As Gandhi embarked on this historic march, he was not alone. Thousands of Indians from all walks of life joined him, making it a powerful display of unity and defiance. The march became a symbol of resistance against colonial rule.
The Salt March attracted international attention, putting pressure on the British government and drawing the world’s gaze to India’s struggle for freedom. Gandhi’s ability to mobilize the masses through nonviolent means demonstrated the potency of his philosophy.
2 October Mahatma Gandhi Jayanti: The Leader of the Masses
Mahatma Gandhi’s leadership was characterized by his deep connection with the common people. He dressed simply, lived frugally, and always placed the interests of the marginalized at the forefront of his agenda. Gandhi Jayanti 2023
A Man of the People
Gandhi’s approachability endeared him to the masses.

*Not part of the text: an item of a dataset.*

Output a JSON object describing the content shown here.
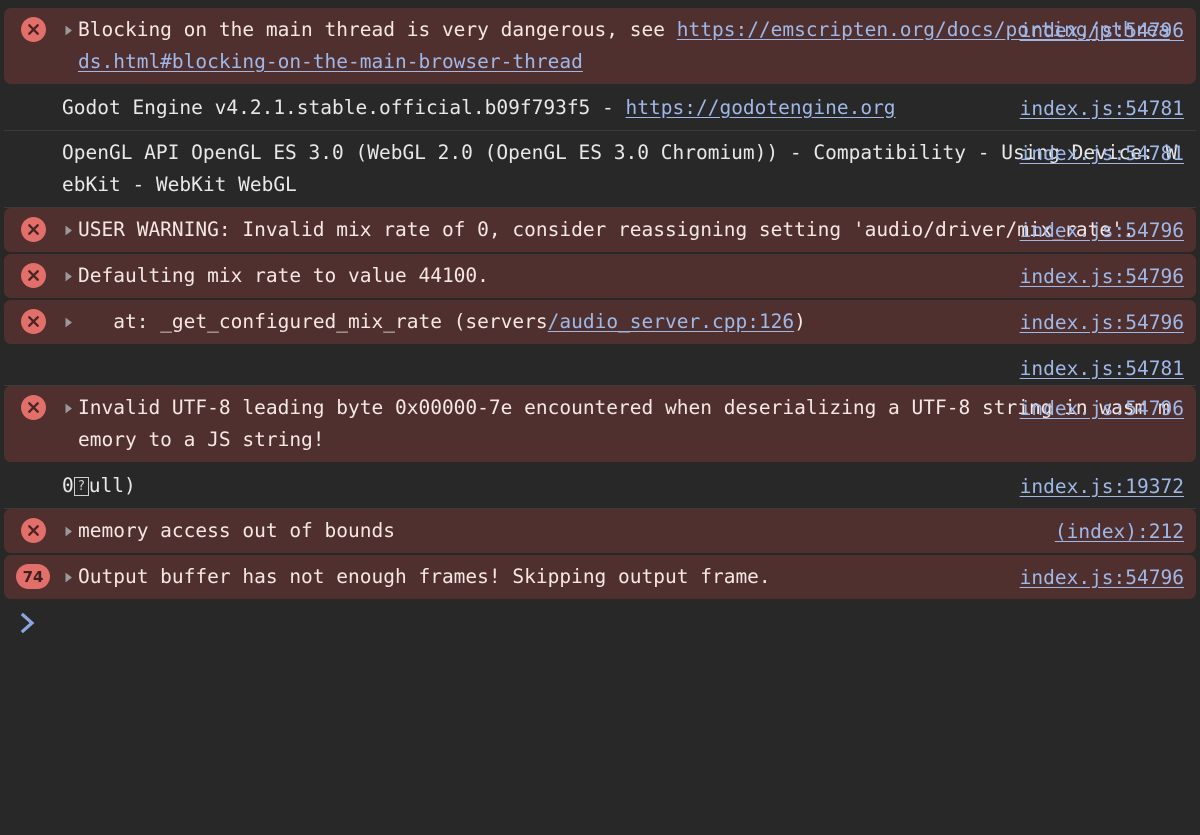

He was accessible to anyone who sought his guidance, whether they were high-ranking politicians or impoverished laborers. His willingness to listen and empathize made him a true leader of the people.

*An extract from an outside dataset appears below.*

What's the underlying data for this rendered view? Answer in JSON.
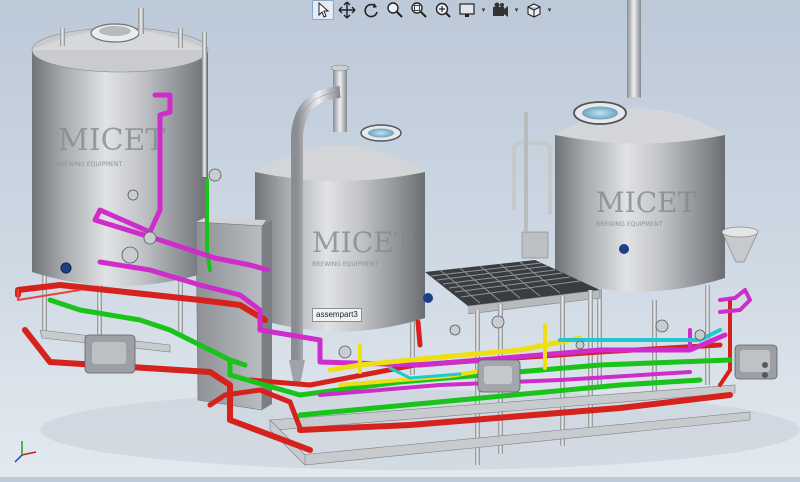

Simplicity as a Symbol
Gandhi’s simple lifestyle was a conscious choice. He believed that by renouncing material comforts, he could better understand the struggles of the poor and downtrodden. His spinning wheel (charkha) became an iconic symbol of self-reliance and economic independence.
The Legacy of 2 October Mahatma Gandhi Jayanti

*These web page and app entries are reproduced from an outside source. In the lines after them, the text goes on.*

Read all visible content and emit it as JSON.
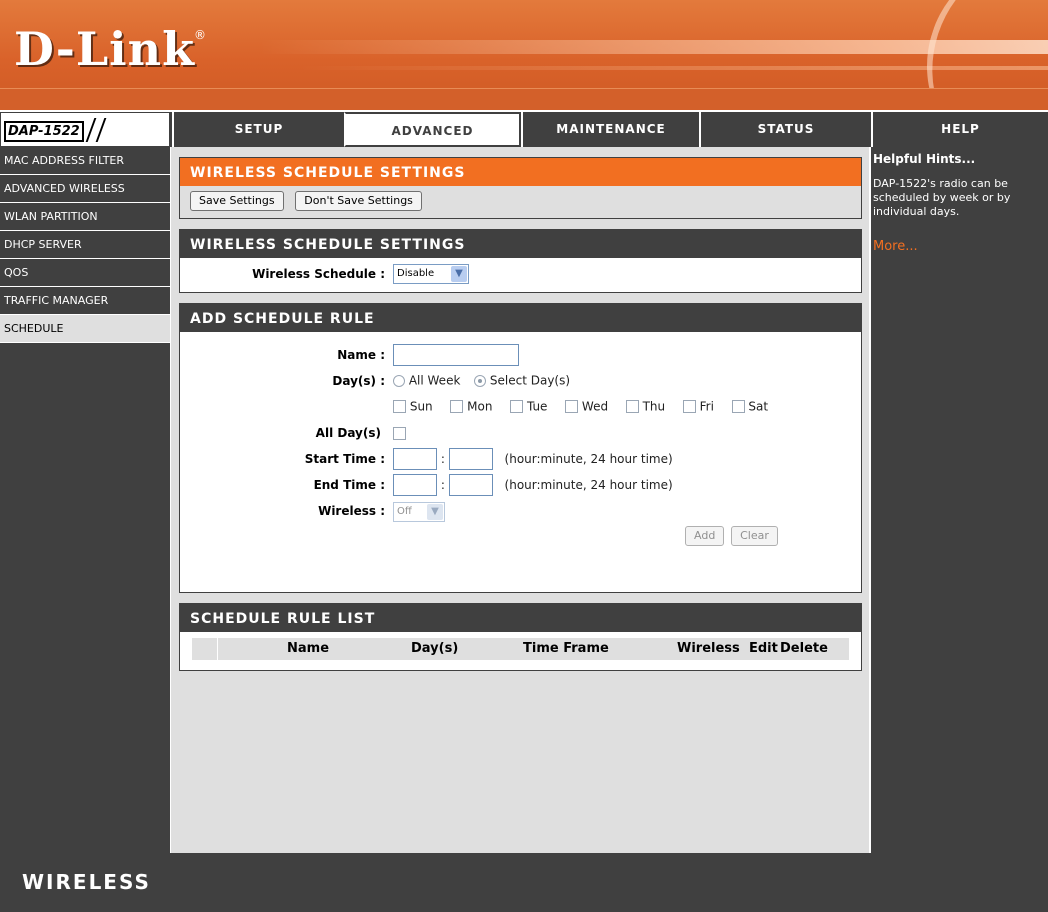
{
  "brand": {
    "logo": "D-Link",
    "registered": "®",
    "model": "DAP-1522",
    "footer": "WIRELESS"
  },
  "nav": {
    "tabs": [
      {
        "label": "SETUP"
      },
      {
        "label": "ADVANCED"
      },
      {
        "label": "MAINTENANCE"
      },
      {
        "label": "STATUS"
      },
      {
        "label": "HELP"
      }
    ],
    "active_tab": "ADVANCED"
  },
  "sidebar": {
    "items": [
      {
        "label": "MAC ADDRESS FILTER"
      },
      {
        "label": "ADVANCED WIRELESS"
      },
      {
        "label": "WLAN PARTITION"
      },
      {
        "label": "DHCP SERVER"
      },
      {
        "label": "QOS"
      },
      {
        "label": "TRAFFIC MANAGER"
      },
      {
        "label": "SCHEDULE"
      }
    ],
    "active_item": "SCHEDULE"
  },
  "settings_bar": {
    "title": "WIRELESS SCHEDULE SETTINGS",
    "save_label": "Save Settings",
    "dont_save_label": "Don't Save Settings"
  },
  "schedule_settings": {
    "title": "WIRELESS SCHEDULE SETTINGS",
    "label": "Wireless Schedule :",
    "value": "Disable"
  },
  "add_rule": {
    "title": "ADD SCHEDULE RULE",
    "name_label": "Name :",
    "name_value": "",
    "days_label": "Day(s) :",
    "all_week_label": "All Week",
    "select_days_label": "Select Day(s)",
    "selected_mode": "Select Day(s)",
    "days": [
      "Sun",
      "Mon",
      "Tue",
      "Wed",
      "Thu",
      "Fri",
      "Sat"
    ],
    "all_days_label": "All Day(s)",
    "start_label": "Start Time :",
    "end_label": "End Time :",
    "time_sep": ":",
    "time_hint": "(hour:minute, 24 hour time)",
    "wireless_label": "Wireless :",
    "wireless_value": "Off",
    "add_label": "Add",
    "clear_label": "Clear"
  },
  "rule_list": {
    "title": "SCHEDULE RULE LIST",
    "columns": [
      "Name",
      "Day(s)",
      "Time Frame",
      "Wireless",
      "Edit",
      "Delete"
    ],
    "rows": []
  },
  "help": {
    "title": "Helpful Hints...",
    "text": "DAP-1522's radio can be scheduled by week or by individual days.",
    "more": "More..."
  },
  "colors": {
    "orange": "#f26f21",
    "dark": "#404040",
    "panel": "#dfdfdf"
  }
}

Mahatma Gandhi’s life was tragically cut short on 30 January 1948 when he was assassinated in New Delhi. However, his legacy continues to live on, influencing generations and inspiring movements for justice and equality around the world.
Gandhi’s Impact on India’s Independence
The most immediate and profound impact of Mahatma Gandhi was, of course, his role in India’s struggle for independence. His philosophy of nonviolence and civil disobedience played a pivotal role in India gaining freedom from British colonial rule in 1947.
Gandhi’s influence extended far beyond India’s borders. Figures like Martin Luther King Jr., Nelson Mandela, and Cesar Chavez drew inspiration from his teachings and adopted nonviolent resistance in their own quests for civil rights and justice.
The principles of Mahatma Gandhi remain as relevant today as they were during his lifetime. In a world marred by conflict and division, his message of nonviolence, tolerance, and social justice serves as a beacon of hope.
As we commemorate the 2nd October Mahatma Gandhi Jayanti, we are reminded of the extraordinary impact one individual can have on the world. Gandhi’s life was a testament to the power of nonviolence, compassion, and unwavering dedication to justice.
His legacy endures not only in India but across the globe, where his principles continue to inspire movements for peace and equality. In a world often fraught with conflict, the life and teachings of Mahatma Gandhi serve as a timeless reminder of the potential for positive change through nonviolence and the pursuit of truth and justice.
So, on this Gandhi Jayanti 2 October, let us reflect on the life and legacy of the Father of the Nation and strive to embody the values he held dear—values that can truly transform our world for the better.